Tenants today are reportedly still paying for a Trump family tax scheme from the 1990s

Rents in Brooklyn and Queens were artificially increased by a 1990s scheme to inflate building improvement costs, the New York Times found.

A Trump family tax scheme that boosted rents on Trump-owned apartment buildings across New York in the 1990s has left rents artificially inflated to the tune of millions, the New York Times has found.

In a follow up to their major October investigation with David Barstow into the Trump family’s suspect tax schemes, Russ Buettner and Susanne Craig reveal that the effects of those schemes are still being felt by tenants today (and, of course, by the Trumps who enriched themselves greatly along the way).

In 1992, the Trump children created a phony company, All County Building Supply & Maintenance, to pad the cost of their father’s building purchases. The company did nothing but pay vendors, and was reimbursed by Fred Trump at a higher rate, with the extra money split by the kids. This allowed the Trumps to both dodge taxes and over-inflate the prices on Fred’s rent-regulated apartments through marked-up “improvement costs.” As Trump’s brother Robert once admitted in a sworn deposition, “the higher the markup would be, the higher the rent that might be charged.” (Trump did not respond to a request for comment from the Times, but his lawyer Charles J. Harder said in response to the original report that “there was no fraud or tax evasion by anyone.”)

But those inflated rents didn’t just affect tenants at the time. Because increases carry forward, the padded costs are now baked into the system, and have been compounded by years of annual rent increases, Craig and Buettner write:

The sum total of the rent overcharges cannot be calculated from available records. As a way to appreciate the scope of the impact, a onetime $10 increase in 1995 on all the 8,000 apartments involved would put the total overpaid by tenants at more than $33 million to date, an analysis of approved rent increases shows.

While Donald Trump is these days associated with luxury real estate and dodgy Moscow deals, the family empire once included thousands of regular apartment buildings across Brooklyn, Queens, and Staten Island. The tenants interviewed for the story include a 69-year-old retired computer programmer and a 73-year-old woman living in her Coney Island apartment since 1964 — each of whom, the Times alleges, has been charged thousands based off unjustified increases they didn’t understand.

While the statute of limitations on criminal charges relating to the padded invoices has now expired, there may still be a window for tenants to roll back their rents and receive damages, according to tenancy legal experts:

Regulations generally allow tenants to challenge rent for the past four years. But the state’s highest court has held that tenants can look back further to show their landlord increased rent through fraud (though damages are still limited).

“If they are making false statements about how much it costs, that would be pretty much dead center of the definition of fraud,” [said Michael] Grinthal, [supervising lawyer with the Community Development Project at the Urban Justice Center].

While this example is particularly egregious, this issue goes far beyond the Trumps.
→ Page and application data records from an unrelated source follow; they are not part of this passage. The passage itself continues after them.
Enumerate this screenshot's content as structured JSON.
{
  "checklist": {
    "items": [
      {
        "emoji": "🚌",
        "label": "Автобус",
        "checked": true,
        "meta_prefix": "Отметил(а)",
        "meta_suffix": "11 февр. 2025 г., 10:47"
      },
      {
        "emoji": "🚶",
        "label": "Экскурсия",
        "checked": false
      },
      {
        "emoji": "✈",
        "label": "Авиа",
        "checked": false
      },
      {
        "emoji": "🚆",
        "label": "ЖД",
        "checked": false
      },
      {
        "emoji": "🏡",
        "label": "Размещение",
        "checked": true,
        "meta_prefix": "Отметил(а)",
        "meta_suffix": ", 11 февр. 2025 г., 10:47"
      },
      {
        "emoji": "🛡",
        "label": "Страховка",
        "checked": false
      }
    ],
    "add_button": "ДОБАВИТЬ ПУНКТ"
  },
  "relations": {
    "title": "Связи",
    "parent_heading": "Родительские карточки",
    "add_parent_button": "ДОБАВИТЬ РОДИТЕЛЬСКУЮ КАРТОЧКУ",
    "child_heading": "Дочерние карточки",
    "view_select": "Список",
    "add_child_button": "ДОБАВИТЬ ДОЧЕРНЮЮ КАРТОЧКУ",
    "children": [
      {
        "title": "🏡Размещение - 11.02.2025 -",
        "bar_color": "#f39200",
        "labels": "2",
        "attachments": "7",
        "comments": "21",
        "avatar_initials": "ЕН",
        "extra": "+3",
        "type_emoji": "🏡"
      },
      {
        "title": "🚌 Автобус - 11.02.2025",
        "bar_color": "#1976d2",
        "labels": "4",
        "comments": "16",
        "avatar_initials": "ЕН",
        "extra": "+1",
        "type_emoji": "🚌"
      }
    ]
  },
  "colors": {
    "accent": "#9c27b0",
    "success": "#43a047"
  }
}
Legislators have recently argued to put an end to programs such as the Major Capital Improvements, that landlords often abuse to raise rents beyond the regulated increase amounts, based on “improvements” they’ve made to the buildings. As state senator Michael N. Gianaris of Queens told the Times, “The M.C.I. program has been subject to abuse by landlords for years — the fact the Trump family did it just highlights that.”

This is just one of the Trump’s many dubious tax practices

This scheme doesn’t just fit within a pattern of misbehavior within the real estate community — it also fits within a pattern of sketchy practices by the Trump family more broadly. And, like his father before him, Trump keeps it all in the family.

A 2017 ProPublica investigation revealed that two of the president’s children, Ivanka and Don Jr., were close to being charged in 2012 over Trump Soho, a project in which they had inflated sales figures to lure investors (the DA overruled staff after a visit from a top donor). Meanwhile a recent ProPublica summary listed 14 other projects on which Ivanka and her father had misled investors over sales or involvement, from Baja to Waikiki.

Other details revealed in the New York Times October report included the fact that the Trump parents avoided paying appropriate taxes on more than 1 billion dollars of gifts to their children and that Fred Trump-owned entities repeatedly bailed Donald out in the 1980s and ’90s. And just before Fred’s death, Trump and his siblings significantly undervalued the properties they gained control over, only to go on to sell them off over the next 10 years for 16 times the amount they stated.

As Vox’s Gaby Del Valle wrote when the Times’ initial investigation came out, that doesn’t mean everything the paper reported was against the law:

There’s a fine line between legal tax avoidance and illegal tax evasion. Some of Fred and Donald Trump’s actions, such as the casino debacle, are clearly illegal. Other things that sound illegal — like avoiding inheritance taxes through a network of trusts — may not be.

But taken together, they paint a very different picture of the “self-made” billionaire: a man who actually inherited his wealth largely through creative, and possibly illegal, accounting done alongside his father and siblings.